▶ [Given entries]

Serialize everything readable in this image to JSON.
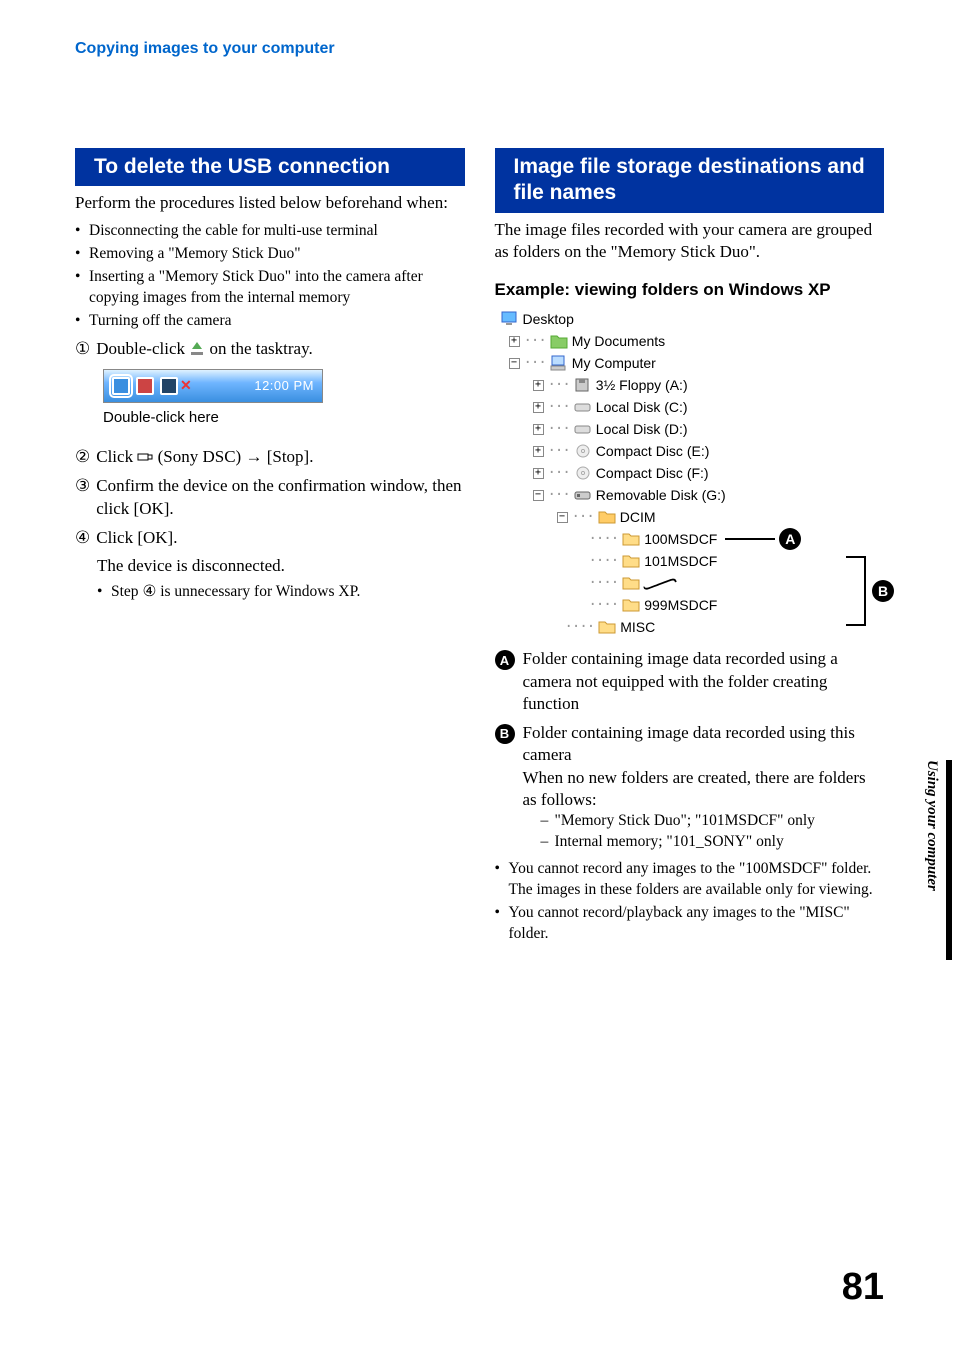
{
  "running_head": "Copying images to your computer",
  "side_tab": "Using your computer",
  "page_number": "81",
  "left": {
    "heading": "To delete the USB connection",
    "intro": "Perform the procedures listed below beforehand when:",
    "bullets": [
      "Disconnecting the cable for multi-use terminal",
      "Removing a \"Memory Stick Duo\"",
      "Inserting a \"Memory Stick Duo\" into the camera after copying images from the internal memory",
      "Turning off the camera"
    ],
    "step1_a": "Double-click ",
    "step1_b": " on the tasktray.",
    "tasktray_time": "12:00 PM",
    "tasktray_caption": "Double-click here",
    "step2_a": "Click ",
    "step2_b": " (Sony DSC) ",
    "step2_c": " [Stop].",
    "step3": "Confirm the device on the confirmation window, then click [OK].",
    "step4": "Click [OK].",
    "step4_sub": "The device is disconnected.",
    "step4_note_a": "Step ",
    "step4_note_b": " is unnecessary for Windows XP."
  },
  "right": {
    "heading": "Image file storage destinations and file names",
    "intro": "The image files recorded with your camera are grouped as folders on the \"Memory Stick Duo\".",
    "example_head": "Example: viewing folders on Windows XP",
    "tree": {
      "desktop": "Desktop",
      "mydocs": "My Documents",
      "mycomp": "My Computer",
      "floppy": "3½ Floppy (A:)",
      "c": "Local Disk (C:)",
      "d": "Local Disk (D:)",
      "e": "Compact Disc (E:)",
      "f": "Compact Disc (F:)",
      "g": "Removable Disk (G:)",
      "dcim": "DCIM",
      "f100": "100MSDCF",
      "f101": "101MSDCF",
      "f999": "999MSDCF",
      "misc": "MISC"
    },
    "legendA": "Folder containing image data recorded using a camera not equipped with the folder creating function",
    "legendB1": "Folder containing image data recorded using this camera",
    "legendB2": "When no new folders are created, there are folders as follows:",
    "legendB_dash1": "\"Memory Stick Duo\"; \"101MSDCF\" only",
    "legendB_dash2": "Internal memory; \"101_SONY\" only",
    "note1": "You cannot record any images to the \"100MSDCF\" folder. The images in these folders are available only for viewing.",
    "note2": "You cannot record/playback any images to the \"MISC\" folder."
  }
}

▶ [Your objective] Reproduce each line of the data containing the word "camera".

▶ [Task solution]
      "Inserting a \"Memory Stick Duo\" into the camera after copying images from the internal memory",
      "Turning off the camera"
    "intro": "The image files recorded with your camera are grouped as folders on the \"Memory Stick Duo\".",
    "legendA": "Folder containing image data recorded using a camera not equipped with the folder creating function",
    "legendB1": "Folder containing image data recorded using this camera",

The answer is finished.